Tastes like Participatory Action Research: Conducting a Knowledge Translation Intervention with Families in Long-term Care

Jennifer Baumbusch, Alison Phinney, Dyona Dallas, Elizabeth Holmes, Denise Beaton, Isabel Sloan-Yip
University of British Columbia, Vancouver, BC, Canada
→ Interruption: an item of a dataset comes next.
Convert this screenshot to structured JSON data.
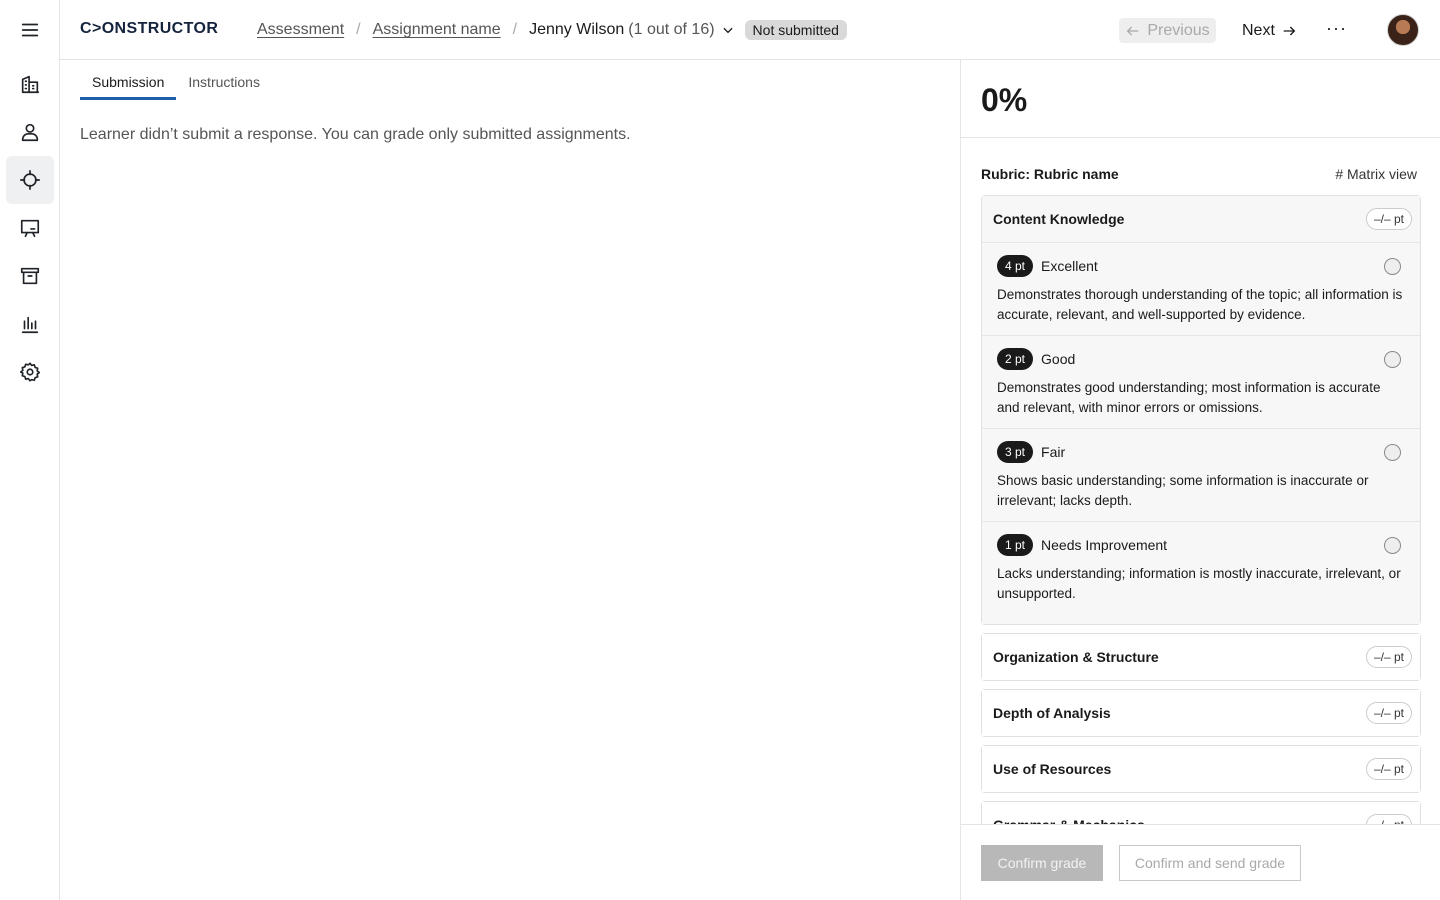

Although families are a cornerstone of care in long-term care (LTC) settings, there is a paucity of intervention research with this group. Of those published, it is evident that interventions can enhance family-staff relationships, improve health outcomes for family members, and result in better quality care for residents. Following an extensive search of the literature, we were unable to identify any knowledge translation interventions with this group. To begin to address this gap, we examine our experience, as researchers and family members, in co-creating a knowledge translation intervention. While not explicitly participatory action research, the process undertaken to develop the intervention reflected elements of this approach. The intervention itself entailed a workshop series aimed at increasing family members’ sense of involvement in their relative’s facility by providing education, peer support and networking opportunities. A core group of researchers and family members (‘the development team’) came together to create these workshops. Participant observation was conducted during workshop development meetings and the developers were interviewed about this process of co-creation. Findings illuminate the tensions of this approach to research, such as the privileging of certain types of knowledge (e.g. clinical, empirical, experiential) and power relations among participants. We will discuss how these tensions were navigated (or not) and provide recommendations for further methodological explorations in knowledge translation interventions informed by participatory action research.  As we enter a new era emphasizing patient and family engagement in research, this study provides useful insights into how to navigate this terrain in long-term care.